***** TASK MATERIAL *****
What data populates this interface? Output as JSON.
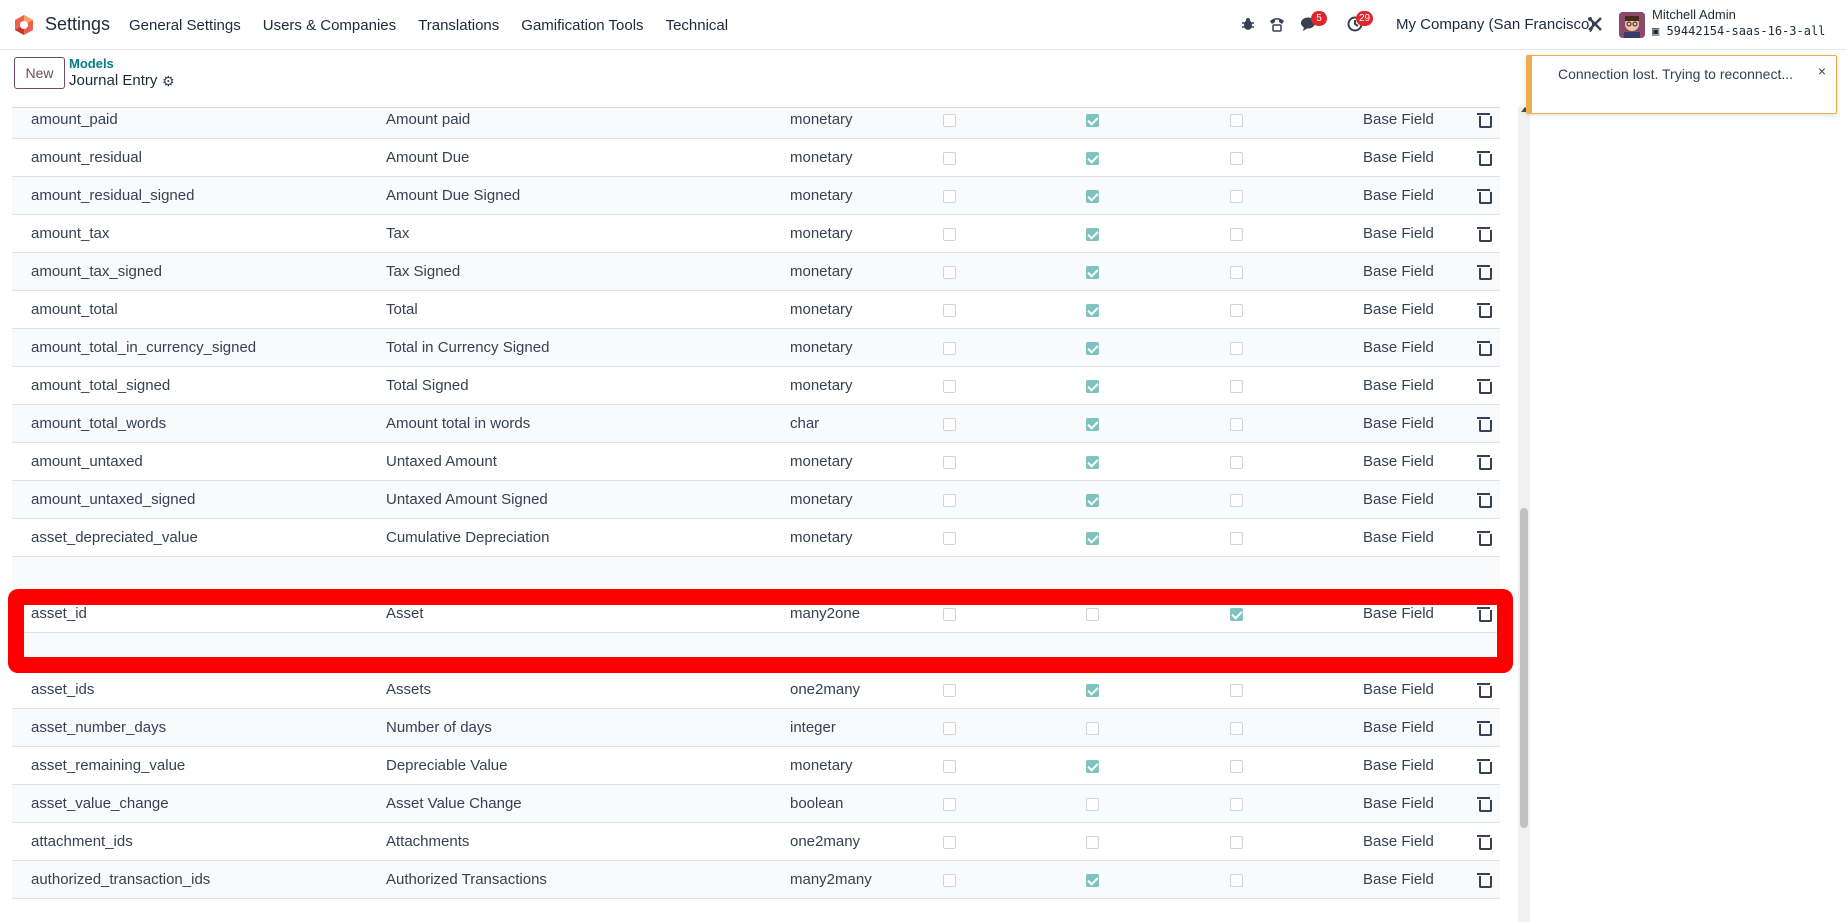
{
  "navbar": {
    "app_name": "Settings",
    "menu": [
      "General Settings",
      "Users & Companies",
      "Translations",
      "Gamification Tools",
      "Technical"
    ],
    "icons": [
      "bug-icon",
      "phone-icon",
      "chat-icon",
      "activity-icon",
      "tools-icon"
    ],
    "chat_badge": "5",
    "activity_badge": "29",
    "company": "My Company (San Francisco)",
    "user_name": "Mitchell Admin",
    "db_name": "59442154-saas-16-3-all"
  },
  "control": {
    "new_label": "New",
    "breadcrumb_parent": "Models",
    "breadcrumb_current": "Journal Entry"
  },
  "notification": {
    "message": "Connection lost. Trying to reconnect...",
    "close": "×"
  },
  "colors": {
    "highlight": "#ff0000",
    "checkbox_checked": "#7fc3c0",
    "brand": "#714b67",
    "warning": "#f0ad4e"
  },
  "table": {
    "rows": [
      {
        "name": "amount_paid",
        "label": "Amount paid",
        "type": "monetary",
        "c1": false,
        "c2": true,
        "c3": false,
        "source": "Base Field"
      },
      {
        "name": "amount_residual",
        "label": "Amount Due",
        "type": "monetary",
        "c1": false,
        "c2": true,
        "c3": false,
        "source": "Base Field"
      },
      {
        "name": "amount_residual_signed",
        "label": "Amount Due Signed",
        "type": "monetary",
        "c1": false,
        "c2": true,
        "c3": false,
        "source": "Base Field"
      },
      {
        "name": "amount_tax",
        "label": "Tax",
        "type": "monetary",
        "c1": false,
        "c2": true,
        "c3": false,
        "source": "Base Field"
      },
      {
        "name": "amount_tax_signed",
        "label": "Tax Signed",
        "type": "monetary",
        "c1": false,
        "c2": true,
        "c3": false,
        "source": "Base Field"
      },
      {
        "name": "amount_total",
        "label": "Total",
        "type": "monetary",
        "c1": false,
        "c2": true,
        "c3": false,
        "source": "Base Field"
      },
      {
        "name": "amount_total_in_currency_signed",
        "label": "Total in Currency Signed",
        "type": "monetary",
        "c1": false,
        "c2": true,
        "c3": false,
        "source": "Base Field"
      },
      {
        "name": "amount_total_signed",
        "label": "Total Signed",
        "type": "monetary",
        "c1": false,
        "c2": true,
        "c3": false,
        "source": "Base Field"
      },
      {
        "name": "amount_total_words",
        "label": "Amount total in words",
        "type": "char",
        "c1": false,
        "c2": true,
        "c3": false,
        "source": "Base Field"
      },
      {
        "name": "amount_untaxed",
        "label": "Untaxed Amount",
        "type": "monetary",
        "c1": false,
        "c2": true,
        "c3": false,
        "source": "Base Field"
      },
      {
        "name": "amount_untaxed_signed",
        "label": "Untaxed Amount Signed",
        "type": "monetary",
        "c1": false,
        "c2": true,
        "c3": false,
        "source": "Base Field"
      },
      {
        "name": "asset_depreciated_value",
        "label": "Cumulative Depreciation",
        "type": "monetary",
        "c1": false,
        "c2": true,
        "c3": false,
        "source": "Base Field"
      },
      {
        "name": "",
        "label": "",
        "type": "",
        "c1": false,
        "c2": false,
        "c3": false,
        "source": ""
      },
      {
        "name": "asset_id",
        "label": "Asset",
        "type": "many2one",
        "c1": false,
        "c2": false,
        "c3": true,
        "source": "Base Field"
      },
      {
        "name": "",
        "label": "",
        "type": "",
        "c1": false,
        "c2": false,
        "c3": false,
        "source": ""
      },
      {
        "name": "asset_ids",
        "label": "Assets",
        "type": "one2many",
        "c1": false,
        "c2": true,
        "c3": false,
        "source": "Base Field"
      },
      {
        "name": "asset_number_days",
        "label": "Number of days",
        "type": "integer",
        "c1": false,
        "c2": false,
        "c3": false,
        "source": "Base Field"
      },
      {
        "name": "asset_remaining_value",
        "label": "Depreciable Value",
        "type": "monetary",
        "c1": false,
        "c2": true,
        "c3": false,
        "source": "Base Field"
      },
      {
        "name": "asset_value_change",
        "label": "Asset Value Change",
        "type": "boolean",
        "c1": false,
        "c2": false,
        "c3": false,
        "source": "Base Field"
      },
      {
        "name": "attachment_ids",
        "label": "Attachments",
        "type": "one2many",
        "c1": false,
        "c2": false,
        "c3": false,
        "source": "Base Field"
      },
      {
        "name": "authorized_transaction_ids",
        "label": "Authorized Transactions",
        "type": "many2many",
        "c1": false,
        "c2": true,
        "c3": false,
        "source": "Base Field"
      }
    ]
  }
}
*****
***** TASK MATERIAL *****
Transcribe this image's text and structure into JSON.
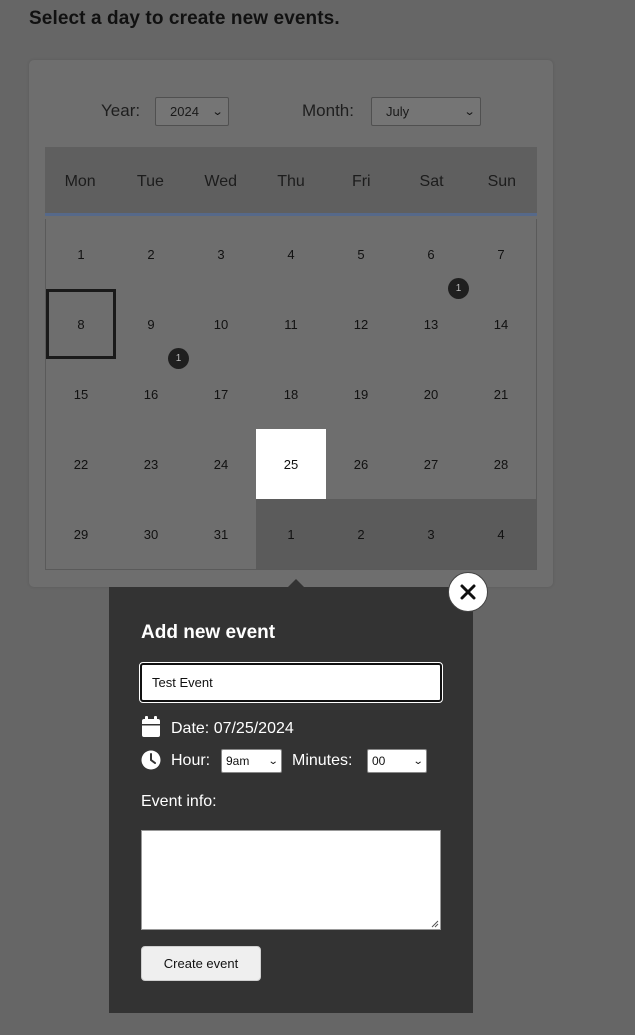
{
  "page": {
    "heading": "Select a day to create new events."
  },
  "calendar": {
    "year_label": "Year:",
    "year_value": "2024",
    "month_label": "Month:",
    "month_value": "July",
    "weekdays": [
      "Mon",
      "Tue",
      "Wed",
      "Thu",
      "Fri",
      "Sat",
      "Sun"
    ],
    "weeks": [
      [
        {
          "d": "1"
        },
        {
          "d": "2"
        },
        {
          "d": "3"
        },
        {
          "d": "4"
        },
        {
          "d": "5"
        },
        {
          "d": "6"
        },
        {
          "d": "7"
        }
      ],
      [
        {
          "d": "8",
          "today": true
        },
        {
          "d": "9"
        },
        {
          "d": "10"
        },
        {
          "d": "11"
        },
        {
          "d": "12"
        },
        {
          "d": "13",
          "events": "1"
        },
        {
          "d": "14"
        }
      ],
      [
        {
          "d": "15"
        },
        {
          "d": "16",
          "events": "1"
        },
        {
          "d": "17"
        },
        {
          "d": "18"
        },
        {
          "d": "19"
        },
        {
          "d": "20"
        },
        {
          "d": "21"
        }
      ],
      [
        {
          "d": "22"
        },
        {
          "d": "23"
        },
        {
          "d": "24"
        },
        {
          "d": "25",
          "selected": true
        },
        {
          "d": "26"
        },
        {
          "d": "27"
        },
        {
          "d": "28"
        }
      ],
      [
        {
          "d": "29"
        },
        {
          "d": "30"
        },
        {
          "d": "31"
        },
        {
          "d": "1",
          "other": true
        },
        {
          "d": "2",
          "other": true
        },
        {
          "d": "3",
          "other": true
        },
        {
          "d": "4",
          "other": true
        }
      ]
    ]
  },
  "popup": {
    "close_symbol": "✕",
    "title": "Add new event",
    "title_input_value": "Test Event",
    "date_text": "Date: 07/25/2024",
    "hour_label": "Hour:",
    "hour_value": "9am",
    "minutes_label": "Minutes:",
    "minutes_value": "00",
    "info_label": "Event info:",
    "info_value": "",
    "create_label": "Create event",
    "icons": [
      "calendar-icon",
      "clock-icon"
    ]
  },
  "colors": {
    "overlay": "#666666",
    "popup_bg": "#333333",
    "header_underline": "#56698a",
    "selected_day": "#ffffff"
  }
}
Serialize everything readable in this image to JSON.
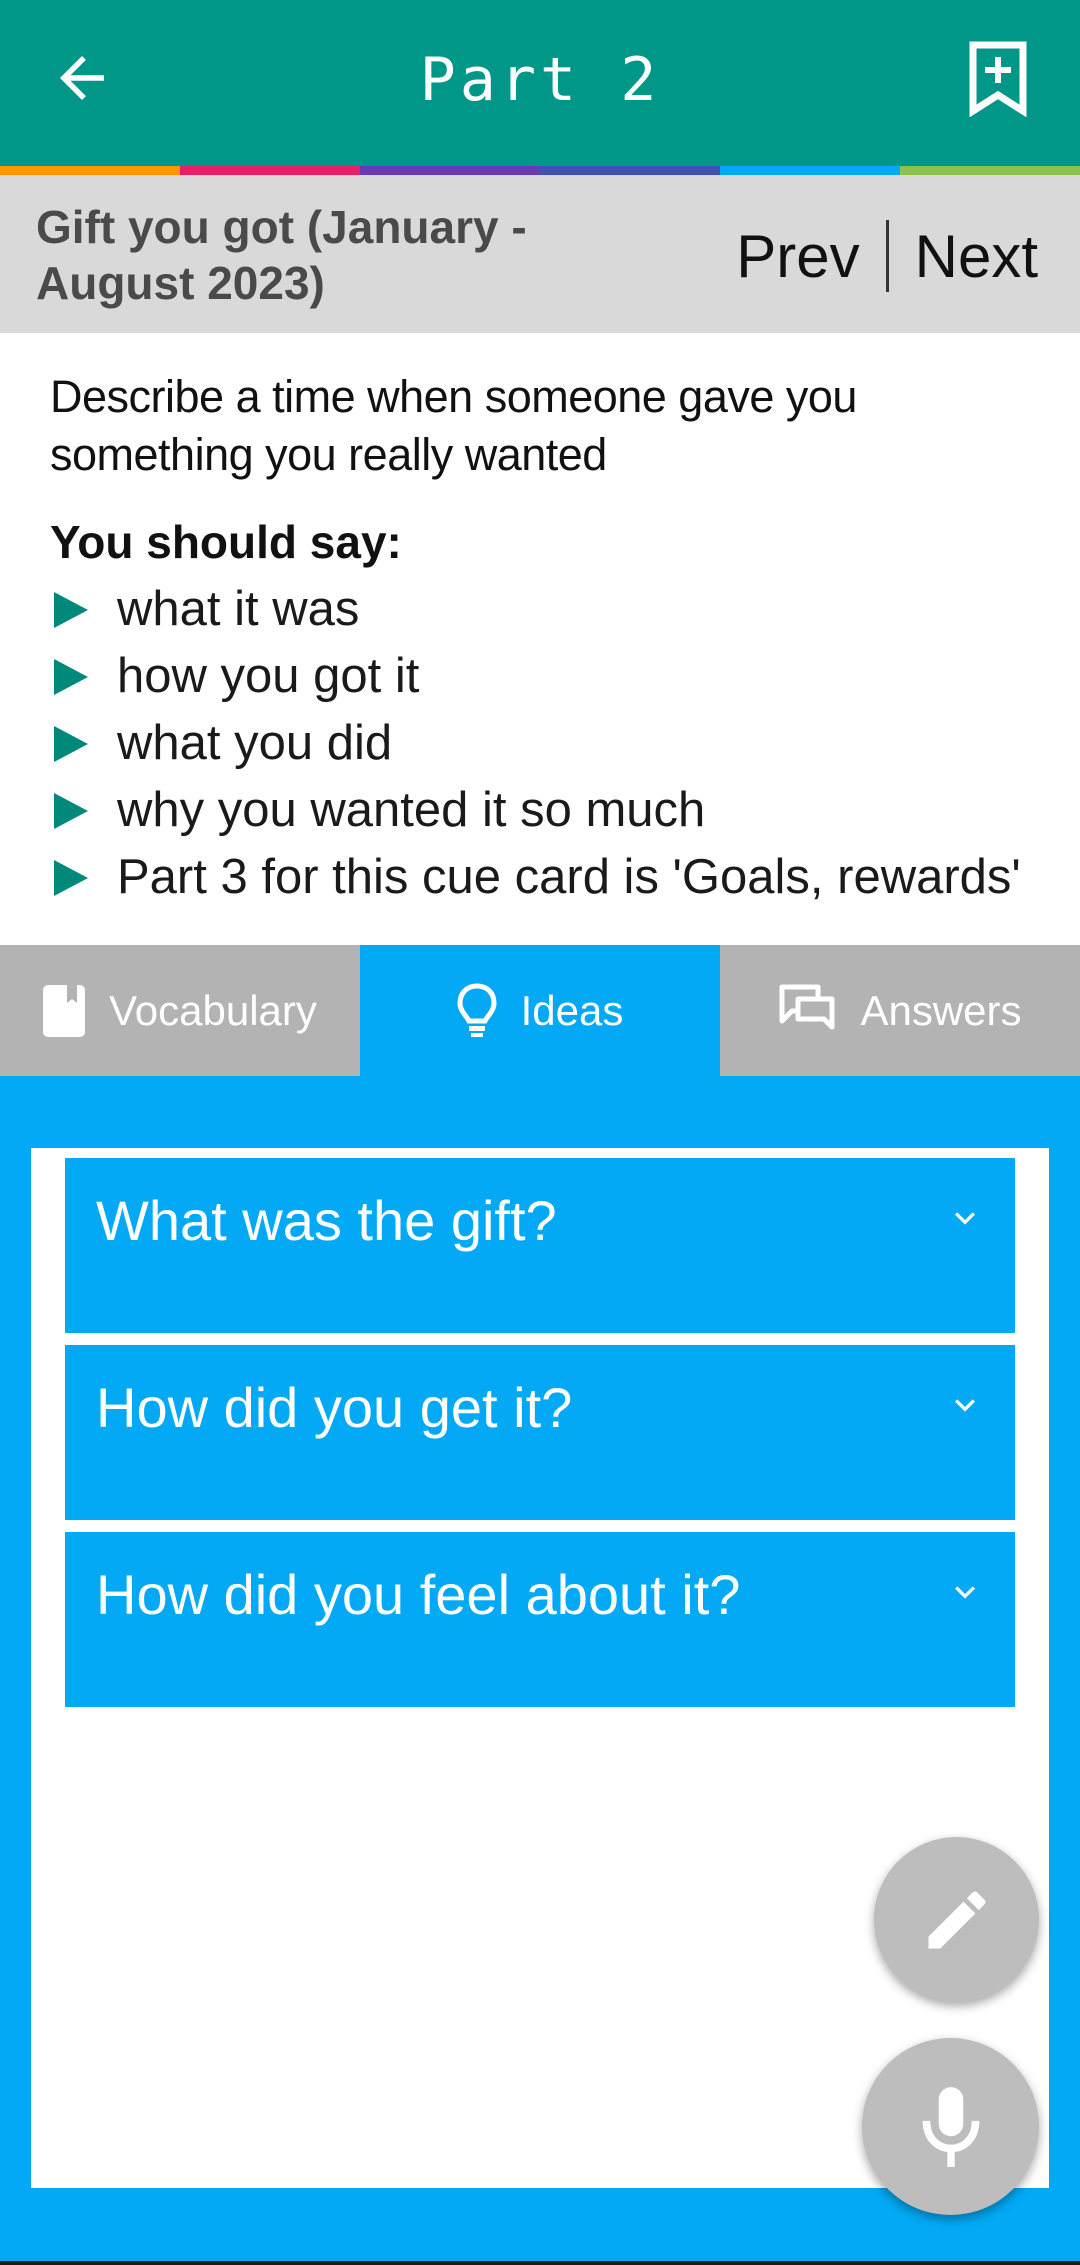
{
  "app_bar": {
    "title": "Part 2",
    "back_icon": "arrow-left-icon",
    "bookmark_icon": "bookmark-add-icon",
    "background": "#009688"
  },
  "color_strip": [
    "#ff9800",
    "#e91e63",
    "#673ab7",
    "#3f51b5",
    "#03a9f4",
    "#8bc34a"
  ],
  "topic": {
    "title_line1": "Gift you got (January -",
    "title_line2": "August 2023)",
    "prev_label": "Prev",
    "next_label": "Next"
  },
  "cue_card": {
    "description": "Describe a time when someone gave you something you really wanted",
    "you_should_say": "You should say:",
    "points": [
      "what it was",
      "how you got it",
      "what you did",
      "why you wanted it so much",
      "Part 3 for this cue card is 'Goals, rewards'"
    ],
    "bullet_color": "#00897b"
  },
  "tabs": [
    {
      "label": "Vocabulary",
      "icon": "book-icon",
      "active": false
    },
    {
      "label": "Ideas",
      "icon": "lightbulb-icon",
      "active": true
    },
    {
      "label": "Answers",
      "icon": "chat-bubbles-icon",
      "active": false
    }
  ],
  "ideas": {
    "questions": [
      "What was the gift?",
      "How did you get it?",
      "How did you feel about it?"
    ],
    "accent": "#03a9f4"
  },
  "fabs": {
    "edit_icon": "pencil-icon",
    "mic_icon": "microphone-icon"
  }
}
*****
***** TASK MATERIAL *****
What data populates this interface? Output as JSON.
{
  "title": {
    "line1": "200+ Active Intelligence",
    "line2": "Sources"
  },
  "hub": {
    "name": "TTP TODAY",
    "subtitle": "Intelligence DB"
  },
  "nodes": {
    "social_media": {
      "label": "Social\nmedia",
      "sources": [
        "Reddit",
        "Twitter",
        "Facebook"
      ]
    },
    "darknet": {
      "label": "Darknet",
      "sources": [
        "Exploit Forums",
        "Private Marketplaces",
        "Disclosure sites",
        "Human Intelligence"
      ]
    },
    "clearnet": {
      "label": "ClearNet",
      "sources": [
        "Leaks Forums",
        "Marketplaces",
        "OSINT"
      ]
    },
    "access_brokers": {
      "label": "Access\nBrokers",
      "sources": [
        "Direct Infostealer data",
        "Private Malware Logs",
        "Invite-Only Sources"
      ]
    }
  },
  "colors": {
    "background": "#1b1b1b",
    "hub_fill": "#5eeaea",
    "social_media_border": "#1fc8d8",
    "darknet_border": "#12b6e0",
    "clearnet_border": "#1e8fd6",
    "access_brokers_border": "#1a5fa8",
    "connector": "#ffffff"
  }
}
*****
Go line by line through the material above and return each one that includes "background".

**THE ANSWER:**
    "background": "#009688"
    "background": "#1b1b1b",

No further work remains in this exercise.